Filling the ranks
Some observers wondered whether the Air Force has taken this step because it’s been struggling to fill these positions.
"In one sentence: Even with DSD we can’t find enough people to do it," Air Force Times reader Paul Williamson wrote in a Facebook comment.
Boles said he wouldn’t be surprised if that was one reason the Air Force made the changes. But even if the Air Force was having trouble filling slots, he said, it likely wasn’t the overriding factor.
Boles said he suspected that, in some cases, commanders might not be putting their true top performers forward for developmental special duties.
"You hardly ever find anybody who gives away his show dog, his thoroughbred racehorse," Boles said.
AETC spokeswoman Marilyn Holliday said in the June 28 email that staff sergeants will be able to be nominated to be MTIs this fall, during the next call for developmental special duty nominations.
The first staff sergeants chosen during that session will report for MTI training and duty in spring and summer of 2018.
"Reincorporating staff sergeants as MTIs allows us to provide opportunities for skilled and mature staff sergeants to grow the next generation of airmen and creates a rank structure at BMT that allows technical sergeants and master sergeants more supervisory opportunities," Holliday said. "It also allows more of our experienced NCOs to remain in operational units longer."
Staff sergeants also can maybe better relate to basic trainees, Boles said.
"Maybe being a little younger than tech or master, they better recall what they were like as basic trainees, or one-stripers or two-stripers, and the kind of thoughts and the kind of actions they had," Boles said.
Jones said it could benefit basic trainees if their MTIs are drawn from a broader swath of airmen.

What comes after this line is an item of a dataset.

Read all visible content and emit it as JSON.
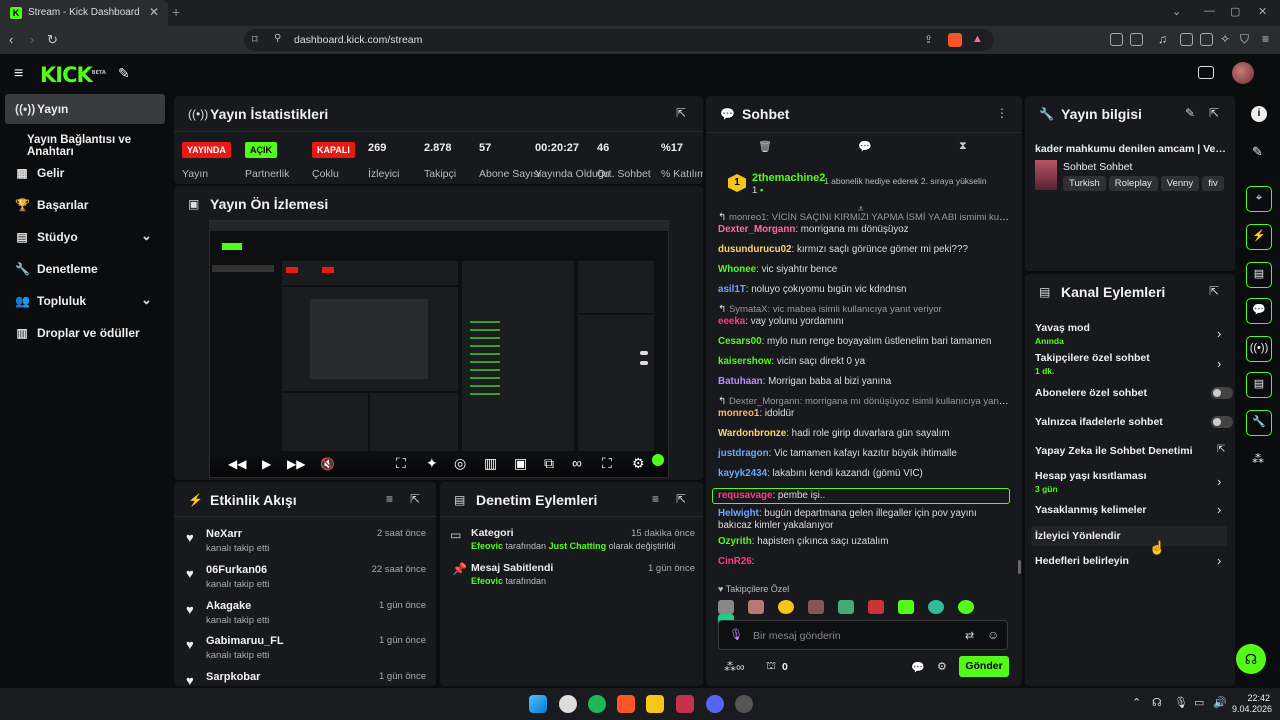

"That’s always good, when you can expose more trainees to a broader cross-section of individuals in our service [showing] what it means to be an airman," Jones said.
Staff Sgt. Matthew Chute, an Airman Leadership School instructor, performs a uniform inspection at Scott Air Force Base, Ill. Professional military education instructors are among those affected by a recent Air Force announcement that makes it easier for airmen to serve in developmental special duty jobs.
Photo Credit: Staff Sgt. Teresa M. Jennings/Air Force
In addition to MTIs and recruiters, the Air Force’s other developmental special duties include career assistance advisers, professional military education instructors, military training leaders, noncommissioned officer Air Force Academy military trainers, Airmen and Family Readiness Center NCOs, first sergeants, NCO honor guard members, and technical training instructors.
The Air Force said lowering the fitness standards for airmen to fill developmental special duties will allow more airmen to qualify for these jobs.
"This change just makes sense for the process," AETC Vice Commander Maj. Gen. Mark Anthony Brown said. "If you meet Air Force standards, you should be qualified to perform in a DSD or [technical training instructor] position."
Until now, airmen must have had a score of 90 or above on their last physical training test, or at least 80 on their last two tests, to be considered for developmental special duties.
With this latest change, airmen must have scored at least 75 on their PT test on each of their last three assignments to be eligible — the Air Force’s standard fitness requirement.
Boles said he doesn’t think relaxing the PT standards will hurt the quality of airmen they get. It could even help, he said, by broadening the base of airmen available to choose from.
"You want to get people whose bosses know them, who have worked with them for two or three years," Boles said. "If you want an MTI, you don’t want people who do a good job. You want people who do a great job, and who understand what their mission is."